▸ **ASSIGNMENT**: In the records that follow, show each line where the word "this" is present.

*** SUPPLIED RECORDS ***

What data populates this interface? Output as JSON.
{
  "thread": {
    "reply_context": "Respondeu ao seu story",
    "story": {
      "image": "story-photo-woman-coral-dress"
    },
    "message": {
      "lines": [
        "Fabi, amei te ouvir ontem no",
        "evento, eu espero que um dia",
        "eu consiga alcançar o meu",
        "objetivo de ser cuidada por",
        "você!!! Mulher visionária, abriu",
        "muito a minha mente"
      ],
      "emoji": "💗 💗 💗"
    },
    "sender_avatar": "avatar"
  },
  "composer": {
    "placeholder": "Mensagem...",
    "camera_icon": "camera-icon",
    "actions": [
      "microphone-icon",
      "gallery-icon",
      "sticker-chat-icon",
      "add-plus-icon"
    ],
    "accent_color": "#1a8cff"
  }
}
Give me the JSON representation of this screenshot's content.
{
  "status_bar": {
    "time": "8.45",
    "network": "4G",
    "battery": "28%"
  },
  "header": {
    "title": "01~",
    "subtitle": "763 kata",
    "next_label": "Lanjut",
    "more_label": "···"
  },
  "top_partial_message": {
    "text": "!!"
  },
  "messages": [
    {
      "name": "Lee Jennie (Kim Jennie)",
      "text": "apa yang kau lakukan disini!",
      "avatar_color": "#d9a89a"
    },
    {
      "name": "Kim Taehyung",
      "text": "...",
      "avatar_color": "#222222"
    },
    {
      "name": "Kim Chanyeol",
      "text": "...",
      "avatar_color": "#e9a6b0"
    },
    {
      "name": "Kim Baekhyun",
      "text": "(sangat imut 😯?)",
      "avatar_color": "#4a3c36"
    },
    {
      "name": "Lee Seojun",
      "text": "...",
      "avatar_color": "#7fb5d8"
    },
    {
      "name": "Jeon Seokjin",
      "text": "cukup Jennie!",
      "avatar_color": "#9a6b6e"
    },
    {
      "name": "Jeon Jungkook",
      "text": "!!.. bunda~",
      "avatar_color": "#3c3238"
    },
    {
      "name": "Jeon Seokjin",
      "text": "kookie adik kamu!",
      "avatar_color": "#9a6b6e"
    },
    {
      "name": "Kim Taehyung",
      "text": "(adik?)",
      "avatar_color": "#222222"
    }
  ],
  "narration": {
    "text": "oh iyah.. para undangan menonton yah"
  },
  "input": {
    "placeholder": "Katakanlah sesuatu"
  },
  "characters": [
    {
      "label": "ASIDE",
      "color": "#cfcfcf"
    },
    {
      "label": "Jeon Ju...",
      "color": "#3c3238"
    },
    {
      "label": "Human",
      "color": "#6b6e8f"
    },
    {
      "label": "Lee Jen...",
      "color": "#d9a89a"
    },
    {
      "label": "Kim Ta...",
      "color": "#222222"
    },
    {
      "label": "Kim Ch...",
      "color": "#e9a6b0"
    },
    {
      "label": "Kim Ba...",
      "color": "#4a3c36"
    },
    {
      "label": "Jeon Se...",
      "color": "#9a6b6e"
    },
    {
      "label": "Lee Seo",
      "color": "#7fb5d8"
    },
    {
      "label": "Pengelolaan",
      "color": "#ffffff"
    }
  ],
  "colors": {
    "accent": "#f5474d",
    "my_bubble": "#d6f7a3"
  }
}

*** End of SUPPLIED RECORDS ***

▸ **TASK RESPONSE**:
What data populates this interface? Output as JSON.
Give me the JSON representation of this screenshot's content.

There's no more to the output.